### Exercise objective
All lines in the records below with the word "兰州黄河" must be returned.

+++ Provided data +++

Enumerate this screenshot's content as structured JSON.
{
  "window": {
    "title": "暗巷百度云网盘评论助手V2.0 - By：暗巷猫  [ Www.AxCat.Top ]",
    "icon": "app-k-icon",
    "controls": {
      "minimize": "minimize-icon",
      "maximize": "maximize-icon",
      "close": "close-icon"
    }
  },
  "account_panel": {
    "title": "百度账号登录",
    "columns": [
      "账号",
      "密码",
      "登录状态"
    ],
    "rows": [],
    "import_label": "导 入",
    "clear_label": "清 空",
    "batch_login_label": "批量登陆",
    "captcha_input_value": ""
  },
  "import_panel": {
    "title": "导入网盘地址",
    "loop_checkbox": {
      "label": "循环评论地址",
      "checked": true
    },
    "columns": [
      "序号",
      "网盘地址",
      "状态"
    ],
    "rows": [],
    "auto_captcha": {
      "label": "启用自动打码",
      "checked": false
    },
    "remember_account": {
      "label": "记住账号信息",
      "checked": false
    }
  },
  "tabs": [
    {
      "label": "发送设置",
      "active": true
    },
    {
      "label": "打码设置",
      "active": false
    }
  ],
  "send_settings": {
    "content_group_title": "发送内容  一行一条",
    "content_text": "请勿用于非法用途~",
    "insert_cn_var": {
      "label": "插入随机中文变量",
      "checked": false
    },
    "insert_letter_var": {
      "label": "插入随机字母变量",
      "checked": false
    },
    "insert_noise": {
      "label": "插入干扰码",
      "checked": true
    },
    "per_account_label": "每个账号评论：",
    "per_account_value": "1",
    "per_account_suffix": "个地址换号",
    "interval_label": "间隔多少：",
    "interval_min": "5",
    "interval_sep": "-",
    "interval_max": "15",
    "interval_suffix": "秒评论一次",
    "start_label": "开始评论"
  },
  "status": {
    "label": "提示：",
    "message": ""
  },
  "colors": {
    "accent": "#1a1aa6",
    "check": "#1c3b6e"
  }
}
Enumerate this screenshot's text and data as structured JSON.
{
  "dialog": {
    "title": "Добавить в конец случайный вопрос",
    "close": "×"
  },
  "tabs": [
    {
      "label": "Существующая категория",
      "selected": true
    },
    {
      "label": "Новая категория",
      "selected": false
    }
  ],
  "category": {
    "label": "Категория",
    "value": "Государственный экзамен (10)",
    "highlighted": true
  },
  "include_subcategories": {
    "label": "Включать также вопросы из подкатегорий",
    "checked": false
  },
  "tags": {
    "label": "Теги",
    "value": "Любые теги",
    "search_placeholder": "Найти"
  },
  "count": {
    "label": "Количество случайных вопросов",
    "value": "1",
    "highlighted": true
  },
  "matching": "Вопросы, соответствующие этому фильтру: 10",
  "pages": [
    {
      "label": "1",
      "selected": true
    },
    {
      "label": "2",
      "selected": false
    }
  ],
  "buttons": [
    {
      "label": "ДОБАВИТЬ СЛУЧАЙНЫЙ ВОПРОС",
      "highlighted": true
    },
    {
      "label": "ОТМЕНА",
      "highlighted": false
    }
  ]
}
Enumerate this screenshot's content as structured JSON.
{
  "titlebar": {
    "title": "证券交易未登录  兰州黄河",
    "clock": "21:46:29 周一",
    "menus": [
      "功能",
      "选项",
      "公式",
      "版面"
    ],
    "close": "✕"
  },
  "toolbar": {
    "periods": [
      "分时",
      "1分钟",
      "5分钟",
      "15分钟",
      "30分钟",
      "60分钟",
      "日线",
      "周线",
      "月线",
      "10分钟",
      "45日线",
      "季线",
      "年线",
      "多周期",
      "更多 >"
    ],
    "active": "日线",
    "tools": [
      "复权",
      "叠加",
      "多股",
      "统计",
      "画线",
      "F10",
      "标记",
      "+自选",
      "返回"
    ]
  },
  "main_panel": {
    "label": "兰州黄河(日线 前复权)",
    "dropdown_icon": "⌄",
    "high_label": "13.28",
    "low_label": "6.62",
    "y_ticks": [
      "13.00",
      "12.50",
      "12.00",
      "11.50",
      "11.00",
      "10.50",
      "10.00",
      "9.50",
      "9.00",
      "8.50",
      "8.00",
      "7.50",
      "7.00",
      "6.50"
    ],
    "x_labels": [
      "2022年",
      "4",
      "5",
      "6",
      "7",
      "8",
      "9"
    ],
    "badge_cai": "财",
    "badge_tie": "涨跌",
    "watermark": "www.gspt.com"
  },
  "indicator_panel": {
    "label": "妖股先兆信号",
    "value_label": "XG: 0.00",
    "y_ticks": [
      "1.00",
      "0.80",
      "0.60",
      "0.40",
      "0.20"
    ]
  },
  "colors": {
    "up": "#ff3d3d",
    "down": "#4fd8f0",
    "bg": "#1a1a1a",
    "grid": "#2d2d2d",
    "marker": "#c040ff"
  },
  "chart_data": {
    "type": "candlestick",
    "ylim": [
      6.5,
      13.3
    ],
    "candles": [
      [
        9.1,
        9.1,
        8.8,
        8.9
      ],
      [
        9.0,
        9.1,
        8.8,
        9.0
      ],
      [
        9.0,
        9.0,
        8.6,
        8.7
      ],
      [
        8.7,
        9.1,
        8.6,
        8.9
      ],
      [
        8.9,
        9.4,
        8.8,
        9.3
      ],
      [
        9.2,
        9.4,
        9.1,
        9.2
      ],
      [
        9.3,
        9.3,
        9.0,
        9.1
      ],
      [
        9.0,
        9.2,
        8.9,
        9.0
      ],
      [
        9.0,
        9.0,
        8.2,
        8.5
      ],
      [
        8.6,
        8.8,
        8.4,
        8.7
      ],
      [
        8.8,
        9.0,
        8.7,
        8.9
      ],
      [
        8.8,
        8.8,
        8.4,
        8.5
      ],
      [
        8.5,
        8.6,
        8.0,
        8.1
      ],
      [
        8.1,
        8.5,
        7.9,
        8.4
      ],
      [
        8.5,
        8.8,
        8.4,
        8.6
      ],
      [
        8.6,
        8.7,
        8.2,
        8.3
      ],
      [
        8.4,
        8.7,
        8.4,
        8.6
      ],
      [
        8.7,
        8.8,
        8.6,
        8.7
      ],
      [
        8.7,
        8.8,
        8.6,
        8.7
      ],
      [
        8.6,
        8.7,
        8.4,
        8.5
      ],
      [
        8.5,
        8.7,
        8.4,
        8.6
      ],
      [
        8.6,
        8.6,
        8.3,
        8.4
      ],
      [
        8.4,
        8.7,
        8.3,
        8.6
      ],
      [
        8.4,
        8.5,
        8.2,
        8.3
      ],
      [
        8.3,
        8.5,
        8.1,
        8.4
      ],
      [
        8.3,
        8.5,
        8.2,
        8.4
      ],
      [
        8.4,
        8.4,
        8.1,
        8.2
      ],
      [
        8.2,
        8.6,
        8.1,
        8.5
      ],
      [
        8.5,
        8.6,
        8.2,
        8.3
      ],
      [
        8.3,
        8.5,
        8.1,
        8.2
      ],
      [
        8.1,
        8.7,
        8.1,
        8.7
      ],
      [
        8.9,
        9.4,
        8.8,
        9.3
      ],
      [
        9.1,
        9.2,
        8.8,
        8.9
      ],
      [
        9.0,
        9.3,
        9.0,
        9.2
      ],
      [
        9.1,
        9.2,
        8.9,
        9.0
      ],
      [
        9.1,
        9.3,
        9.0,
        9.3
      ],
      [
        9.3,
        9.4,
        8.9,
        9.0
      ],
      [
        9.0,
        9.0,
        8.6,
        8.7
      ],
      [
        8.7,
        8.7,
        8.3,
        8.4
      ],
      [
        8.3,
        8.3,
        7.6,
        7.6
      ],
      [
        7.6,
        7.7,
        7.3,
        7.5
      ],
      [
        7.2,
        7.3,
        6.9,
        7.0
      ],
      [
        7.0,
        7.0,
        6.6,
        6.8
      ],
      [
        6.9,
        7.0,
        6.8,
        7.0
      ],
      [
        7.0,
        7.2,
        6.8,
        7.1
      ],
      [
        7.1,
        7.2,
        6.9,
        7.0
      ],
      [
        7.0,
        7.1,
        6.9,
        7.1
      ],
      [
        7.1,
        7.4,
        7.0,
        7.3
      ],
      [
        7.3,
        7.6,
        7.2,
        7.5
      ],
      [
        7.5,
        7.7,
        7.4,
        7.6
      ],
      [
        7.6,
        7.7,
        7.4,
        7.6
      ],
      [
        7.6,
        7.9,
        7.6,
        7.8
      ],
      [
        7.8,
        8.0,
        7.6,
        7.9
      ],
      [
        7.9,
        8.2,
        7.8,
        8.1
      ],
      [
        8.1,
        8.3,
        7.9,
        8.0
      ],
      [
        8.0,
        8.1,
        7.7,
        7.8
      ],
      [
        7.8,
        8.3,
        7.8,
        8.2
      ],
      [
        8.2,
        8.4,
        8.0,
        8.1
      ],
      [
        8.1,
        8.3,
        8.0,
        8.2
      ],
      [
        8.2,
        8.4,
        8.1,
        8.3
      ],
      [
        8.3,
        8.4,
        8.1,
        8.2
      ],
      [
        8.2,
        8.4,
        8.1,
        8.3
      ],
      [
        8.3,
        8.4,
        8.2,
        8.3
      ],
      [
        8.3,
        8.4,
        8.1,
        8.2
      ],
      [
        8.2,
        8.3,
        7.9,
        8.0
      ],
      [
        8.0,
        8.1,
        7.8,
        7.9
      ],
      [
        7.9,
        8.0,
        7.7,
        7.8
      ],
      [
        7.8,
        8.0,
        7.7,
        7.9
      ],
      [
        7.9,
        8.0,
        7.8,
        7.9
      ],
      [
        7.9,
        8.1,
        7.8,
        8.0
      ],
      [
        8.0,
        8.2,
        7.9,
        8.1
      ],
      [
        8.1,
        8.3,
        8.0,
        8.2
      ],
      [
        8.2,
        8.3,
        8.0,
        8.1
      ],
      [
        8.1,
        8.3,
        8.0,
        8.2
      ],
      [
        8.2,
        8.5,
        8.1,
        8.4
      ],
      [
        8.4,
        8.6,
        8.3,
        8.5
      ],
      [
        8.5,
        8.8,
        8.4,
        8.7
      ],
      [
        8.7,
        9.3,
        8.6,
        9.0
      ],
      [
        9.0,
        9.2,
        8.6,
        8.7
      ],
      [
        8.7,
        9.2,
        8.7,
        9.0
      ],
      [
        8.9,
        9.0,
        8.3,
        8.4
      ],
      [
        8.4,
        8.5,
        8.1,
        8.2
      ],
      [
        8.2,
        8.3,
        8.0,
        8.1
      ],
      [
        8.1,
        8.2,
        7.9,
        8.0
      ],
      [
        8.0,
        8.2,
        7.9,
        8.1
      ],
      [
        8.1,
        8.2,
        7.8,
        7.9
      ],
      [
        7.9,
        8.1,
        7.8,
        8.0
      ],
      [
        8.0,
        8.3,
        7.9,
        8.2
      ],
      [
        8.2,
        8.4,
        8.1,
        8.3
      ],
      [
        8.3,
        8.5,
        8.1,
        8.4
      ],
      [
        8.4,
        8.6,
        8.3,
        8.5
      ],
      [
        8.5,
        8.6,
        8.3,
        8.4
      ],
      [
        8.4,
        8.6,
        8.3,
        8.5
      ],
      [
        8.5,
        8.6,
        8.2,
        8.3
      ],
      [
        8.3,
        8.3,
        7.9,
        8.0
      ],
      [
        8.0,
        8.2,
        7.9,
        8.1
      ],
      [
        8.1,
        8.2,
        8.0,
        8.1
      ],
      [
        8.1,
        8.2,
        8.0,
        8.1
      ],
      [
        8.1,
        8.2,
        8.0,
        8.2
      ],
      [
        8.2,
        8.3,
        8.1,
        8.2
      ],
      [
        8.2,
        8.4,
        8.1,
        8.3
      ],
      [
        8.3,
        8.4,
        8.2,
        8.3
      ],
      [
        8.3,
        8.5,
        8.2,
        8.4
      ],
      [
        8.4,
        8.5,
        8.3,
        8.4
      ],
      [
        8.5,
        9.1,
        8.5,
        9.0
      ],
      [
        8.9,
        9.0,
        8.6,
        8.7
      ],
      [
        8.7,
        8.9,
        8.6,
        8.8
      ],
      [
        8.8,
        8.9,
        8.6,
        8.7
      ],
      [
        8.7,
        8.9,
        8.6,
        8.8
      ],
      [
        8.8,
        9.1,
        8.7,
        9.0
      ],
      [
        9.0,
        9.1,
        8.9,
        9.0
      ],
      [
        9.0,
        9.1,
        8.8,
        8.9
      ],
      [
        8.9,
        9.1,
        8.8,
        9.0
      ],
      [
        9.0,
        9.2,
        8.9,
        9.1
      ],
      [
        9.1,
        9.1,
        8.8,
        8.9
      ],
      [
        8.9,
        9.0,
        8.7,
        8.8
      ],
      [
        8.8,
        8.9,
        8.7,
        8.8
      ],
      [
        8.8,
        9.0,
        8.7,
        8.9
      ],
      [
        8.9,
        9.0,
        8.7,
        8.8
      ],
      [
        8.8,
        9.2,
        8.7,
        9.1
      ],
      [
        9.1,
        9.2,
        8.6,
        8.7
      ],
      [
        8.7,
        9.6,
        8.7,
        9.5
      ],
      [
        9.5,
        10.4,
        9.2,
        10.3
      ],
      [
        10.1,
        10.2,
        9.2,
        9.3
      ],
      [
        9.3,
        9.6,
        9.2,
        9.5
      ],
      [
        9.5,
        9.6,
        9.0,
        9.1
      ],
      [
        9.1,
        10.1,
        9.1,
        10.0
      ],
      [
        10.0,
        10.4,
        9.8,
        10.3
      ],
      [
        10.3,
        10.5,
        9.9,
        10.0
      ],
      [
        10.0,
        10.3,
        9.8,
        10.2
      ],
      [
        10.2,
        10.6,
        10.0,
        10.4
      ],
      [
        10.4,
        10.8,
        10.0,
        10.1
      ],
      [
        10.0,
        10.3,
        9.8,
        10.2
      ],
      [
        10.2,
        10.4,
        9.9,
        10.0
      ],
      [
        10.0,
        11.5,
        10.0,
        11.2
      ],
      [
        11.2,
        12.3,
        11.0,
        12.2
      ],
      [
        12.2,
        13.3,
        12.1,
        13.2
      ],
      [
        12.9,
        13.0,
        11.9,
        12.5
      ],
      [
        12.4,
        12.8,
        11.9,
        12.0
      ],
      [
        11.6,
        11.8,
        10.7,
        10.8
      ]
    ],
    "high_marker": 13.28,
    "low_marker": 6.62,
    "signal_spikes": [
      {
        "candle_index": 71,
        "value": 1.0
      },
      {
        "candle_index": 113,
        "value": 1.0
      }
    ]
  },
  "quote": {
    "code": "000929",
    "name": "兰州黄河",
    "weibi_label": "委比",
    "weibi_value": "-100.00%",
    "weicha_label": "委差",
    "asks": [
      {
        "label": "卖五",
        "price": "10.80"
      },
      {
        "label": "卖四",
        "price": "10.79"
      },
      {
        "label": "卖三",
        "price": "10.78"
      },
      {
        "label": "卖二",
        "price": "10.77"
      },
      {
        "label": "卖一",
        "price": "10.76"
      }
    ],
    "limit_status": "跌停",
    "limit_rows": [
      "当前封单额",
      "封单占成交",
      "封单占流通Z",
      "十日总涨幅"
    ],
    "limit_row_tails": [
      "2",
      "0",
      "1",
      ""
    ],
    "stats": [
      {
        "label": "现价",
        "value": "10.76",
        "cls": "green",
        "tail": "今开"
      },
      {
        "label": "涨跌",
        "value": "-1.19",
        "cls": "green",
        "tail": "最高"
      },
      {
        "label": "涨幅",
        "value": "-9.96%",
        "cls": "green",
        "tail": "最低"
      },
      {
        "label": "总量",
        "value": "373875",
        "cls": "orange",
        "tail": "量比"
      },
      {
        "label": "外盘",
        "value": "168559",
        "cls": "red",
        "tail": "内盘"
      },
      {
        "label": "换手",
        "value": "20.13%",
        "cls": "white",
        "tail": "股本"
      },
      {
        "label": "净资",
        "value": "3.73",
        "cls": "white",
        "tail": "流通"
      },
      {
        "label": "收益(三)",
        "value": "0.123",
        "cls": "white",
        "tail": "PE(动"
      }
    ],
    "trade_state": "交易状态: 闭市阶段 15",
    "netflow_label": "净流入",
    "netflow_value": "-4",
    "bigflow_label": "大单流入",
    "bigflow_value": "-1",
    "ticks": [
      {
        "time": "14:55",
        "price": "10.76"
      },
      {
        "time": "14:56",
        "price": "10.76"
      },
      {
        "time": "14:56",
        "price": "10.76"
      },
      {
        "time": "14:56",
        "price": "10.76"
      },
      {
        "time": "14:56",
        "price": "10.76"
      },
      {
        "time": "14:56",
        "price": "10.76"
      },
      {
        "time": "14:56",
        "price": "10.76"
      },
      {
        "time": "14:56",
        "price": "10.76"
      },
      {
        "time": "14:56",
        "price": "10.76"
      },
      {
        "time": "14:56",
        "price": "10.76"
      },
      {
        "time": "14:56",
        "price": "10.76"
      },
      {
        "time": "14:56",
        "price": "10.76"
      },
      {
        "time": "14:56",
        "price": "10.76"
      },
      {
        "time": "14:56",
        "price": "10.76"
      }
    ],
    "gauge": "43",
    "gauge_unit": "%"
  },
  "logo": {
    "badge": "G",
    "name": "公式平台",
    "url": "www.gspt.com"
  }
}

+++

### Response
    "title": "证券交易未登录  兰州黄河",
    "label": "兰州黄河(日线 前复权)",
    "name": "兰州黄河",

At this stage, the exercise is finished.